by Jasmine Pulido
My suffering is nothing.
I’m sitting at home, safe and sound. Is it possible to still feel shitty despite how good I have it? Does it matter?
When I participate in comparative suffering, I lose every time. While the homeless in Las Vegas are being “quarantined” by laying in marked-off squares in a parking lot, while my mom-friends are telling me that they now juggle full-time work-from-home with arduous attempts at homeschooling their children, while essential workers risk daily exposure to disease to sustain their (and our collective) livelihood, how much weight can I possibly put on my own suffering?
Not much. Not much at all. Any suffering I may be experiencing in comparison feels like mere whining.
It veils itself as insignificant and invisible, but I know it’s there. Acknowledging it feels so wrong and ungrateful, but not talking about it is causing me to undervalue my own feelings, sinking me even deeper into this suffering. I yearn for an ounce of respite, but I’ve been quarantined in my own home for over 6 weeks now. There’s no way to run away from it, not for long, at least, even when I try. Given the circumstances, it is worth examining this anguish not as a self-aggrandized pity party, but as an honest assessment of my bonafide state of mind, an analysis of Self in an apartment-sized vacuum.
What does my middle-of-the-road suffering actually look like? My structure and habits have been abruptly pulled up from under me without the finesse of a well-performed magic trick.
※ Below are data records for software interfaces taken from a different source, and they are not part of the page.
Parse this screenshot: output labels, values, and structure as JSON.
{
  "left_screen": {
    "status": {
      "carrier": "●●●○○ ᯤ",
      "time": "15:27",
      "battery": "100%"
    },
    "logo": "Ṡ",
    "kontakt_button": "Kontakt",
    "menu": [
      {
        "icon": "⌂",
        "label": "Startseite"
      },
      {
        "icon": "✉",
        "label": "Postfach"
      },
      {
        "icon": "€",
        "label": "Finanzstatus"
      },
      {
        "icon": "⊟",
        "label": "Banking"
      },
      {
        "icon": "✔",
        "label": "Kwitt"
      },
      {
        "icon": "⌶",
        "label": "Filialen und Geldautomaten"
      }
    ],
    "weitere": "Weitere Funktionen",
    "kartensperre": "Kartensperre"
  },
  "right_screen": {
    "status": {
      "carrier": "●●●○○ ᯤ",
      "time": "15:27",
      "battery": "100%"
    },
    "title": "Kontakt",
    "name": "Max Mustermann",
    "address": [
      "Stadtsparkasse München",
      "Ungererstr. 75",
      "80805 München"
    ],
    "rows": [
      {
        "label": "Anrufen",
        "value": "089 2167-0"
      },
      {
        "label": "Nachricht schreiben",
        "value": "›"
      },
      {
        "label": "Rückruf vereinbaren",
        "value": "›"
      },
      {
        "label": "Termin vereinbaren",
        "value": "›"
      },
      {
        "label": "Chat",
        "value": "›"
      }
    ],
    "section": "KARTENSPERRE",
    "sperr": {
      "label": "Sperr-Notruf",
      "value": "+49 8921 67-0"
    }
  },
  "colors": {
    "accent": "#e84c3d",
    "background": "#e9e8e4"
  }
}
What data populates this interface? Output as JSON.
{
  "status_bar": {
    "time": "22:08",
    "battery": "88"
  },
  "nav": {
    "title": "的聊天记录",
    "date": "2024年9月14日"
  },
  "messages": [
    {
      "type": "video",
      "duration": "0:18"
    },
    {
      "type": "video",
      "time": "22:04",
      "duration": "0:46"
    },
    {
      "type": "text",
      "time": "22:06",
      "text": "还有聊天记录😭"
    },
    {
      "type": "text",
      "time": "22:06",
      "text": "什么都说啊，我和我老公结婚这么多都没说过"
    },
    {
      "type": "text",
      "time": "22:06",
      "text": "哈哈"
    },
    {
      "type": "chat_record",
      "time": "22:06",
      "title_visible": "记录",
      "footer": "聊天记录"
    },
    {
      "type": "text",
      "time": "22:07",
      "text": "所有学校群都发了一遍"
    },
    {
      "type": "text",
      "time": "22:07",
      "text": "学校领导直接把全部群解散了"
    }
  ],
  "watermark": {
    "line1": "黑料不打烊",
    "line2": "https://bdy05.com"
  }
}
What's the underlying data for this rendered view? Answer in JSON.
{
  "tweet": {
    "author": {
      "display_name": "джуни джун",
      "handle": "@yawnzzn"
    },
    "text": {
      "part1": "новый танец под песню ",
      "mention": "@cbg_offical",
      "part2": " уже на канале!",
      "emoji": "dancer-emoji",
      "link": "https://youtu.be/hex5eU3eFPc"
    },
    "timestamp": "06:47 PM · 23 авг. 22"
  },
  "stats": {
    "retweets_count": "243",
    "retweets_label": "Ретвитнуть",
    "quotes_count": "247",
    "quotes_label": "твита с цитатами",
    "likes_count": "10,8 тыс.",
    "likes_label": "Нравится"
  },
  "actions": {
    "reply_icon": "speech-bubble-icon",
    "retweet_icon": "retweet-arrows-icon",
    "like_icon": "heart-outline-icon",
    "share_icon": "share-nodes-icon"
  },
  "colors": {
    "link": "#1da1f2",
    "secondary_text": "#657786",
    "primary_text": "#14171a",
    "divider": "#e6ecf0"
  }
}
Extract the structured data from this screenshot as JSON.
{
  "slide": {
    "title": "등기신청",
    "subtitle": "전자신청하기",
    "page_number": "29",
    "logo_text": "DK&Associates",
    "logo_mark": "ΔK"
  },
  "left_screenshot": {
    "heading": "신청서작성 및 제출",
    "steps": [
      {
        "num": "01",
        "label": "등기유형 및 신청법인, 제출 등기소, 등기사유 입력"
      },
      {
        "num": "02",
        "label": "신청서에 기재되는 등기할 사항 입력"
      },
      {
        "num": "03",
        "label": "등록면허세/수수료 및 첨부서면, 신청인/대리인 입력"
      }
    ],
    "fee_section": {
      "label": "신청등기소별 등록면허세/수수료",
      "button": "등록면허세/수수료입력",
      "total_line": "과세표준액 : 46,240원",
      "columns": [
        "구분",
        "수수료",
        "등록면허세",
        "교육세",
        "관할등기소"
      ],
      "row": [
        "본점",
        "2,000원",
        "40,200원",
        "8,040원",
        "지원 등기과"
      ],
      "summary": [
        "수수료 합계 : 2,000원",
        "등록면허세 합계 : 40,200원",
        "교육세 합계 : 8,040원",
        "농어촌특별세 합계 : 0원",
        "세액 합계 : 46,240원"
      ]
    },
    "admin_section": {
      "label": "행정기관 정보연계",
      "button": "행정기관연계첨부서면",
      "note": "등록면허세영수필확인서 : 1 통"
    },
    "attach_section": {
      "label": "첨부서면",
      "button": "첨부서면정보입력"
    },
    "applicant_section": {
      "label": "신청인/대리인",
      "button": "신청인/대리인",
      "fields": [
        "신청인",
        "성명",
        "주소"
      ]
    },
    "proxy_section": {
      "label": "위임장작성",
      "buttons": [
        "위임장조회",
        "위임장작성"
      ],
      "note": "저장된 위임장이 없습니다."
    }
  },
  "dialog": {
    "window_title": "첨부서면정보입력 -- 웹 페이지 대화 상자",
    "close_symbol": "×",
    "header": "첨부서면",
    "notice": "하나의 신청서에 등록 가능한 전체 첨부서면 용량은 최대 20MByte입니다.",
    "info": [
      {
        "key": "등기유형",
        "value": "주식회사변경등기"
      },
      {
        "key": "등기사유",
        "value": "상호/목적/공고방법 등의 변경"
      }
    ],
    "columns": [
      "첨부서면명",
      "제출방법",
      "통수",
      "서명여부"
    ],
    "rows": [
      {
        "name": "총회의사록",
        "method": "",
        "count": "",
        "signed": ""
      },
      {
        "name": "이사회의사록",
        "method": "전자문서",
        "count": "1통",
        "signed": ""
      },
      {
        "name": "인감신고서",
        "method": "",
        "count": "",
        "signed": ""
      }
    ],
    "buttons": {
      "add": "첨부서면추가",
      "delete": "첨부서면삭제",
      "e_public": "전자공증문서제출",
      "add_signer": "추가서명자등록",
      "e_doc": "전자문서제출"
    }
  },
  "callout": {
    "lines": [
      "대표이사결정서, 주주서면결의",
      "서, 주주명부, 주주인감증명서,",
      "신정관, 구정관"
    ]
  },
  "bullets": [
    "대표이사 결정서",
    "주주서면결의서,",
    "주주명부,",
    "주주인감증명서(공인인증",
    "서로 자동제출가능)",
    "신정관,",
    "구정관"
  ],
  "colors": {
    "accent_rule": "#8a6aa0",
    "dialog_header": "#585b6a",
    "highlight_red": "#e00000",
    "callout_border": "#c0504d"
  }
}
Everything toppled within seconds — my income, my sense of safety, and my purpose in the world — leaving nothing in its place. In a final flourish of a magician’s cape, my usual healthy, productive outlets to deal with these losses disappeared with the snap of the government’s fingers — my climbing gym, my dance classes, and my community.
No warning, no mental preparation. Nothing. Gone.
Just like a traumatic event — I witnessed it both in slow motion and at neck-breaking speed at the same time. Disoriented. Frozen. Dizzy. I have to remind myself that it’s not “just like” a traumatic event. It is a traumatic event. I am in it. Now. Still. I am not immune from experiencing it no matter where I lie on the suffering spectrum.
There is no real connection now. In Zoom meetings, there is the illusion of connection, but the delays in speech, pauses in body language, and unnerving angles remind me that these interactions are unnatural. My attempt to stitch together a feeling of belonging through a virtual mishmash of Instagram photos, Facebook Lives, and Twitter posts is superficial socializing. If anything, it almost makes it worse, like drinking salt water when you’re parched with thirst. Maybe it would be better to not have any water at all.
Alongside trying to process the outside trauma, the endless amount of time drags up unresolved feelings from the inside. My memories around feeling unsafe, abandoned, and helpless are triggered. My crippling self-doubt and echoes of postpartum depression are kicked up with the new demands of around-the-clock parenting. There is nothing left to distract me as they bubble up to the surface of my consciousness, fiercely demanding my attention. My highly stimulating, highly productive life no longer exists as a buffer. Unhealthy, addictive coping mechanisms feel tempting now as an impulsive attempt to distance myself from it all. I’m eyeing the beers in the fridge at night. I’m looking for easy, frequent dopamine hits from my phone. I’m considering mind-numbing video games and non-stop movie marathons, anything that could possibly take me away from this for hours on end. If only it really could.
This suffering looks like nothing from the outside. It happens internally and out of sight.
Acknowledging the ways I suffer doesn’t make me ungrateful for or unaware of my privilege. However, I want to be careful not to use gratitude as an avoidance strategy from this pain. It isn’t about avoiding, dismissing, or denying my own pain by forcing myself to look for silver linings amid chaos. It is about accepting how I feel first and foremost, no matter how raw, ugly, and painful, and then using mindfulness tools like gratitude to interpret the meaning behind these feelings. I am truly grateful for where I am, what I have, and who I am with through it, and I am also suffering within a large-scale catastrophe. This is my internal duality, one I struggle to consistently embrace amidst my current circumstances.
My suffering is happening, but it doesn’t mean I am going to push that onto others or peddle it as “most important” in the Suffering Olympics. But it also doesn’t mean I need to completely disregard it in order to be a “good person.” It doesn’t mean I shame myself for feeling anything less than grateful. If anything, acknowledging it and addressing it is the first real sign of healing for so many of us, maybe for 22 million of us. Maybe more by the time this is done.
My suffering exists. I cringe a little still when admitting it to myself. I wish it wasn’t there and that I was okay because comparatively speaking, “it’s not that bad.” But it’s there and it matters.
Yours does, too.
Even if it looks like nothing from the outside.
Jasmine Pulido is a Filipinx-American writer in Seattle, WA. You can find her blog at “Shameless Jas” where she discusses all the topics people are too ashamed to talk about alongside unapologetically airing anything else on her mind. She enjoys forest bathing, nerdy topics, and racial-social justice.
Featured image: by Jon Taylor.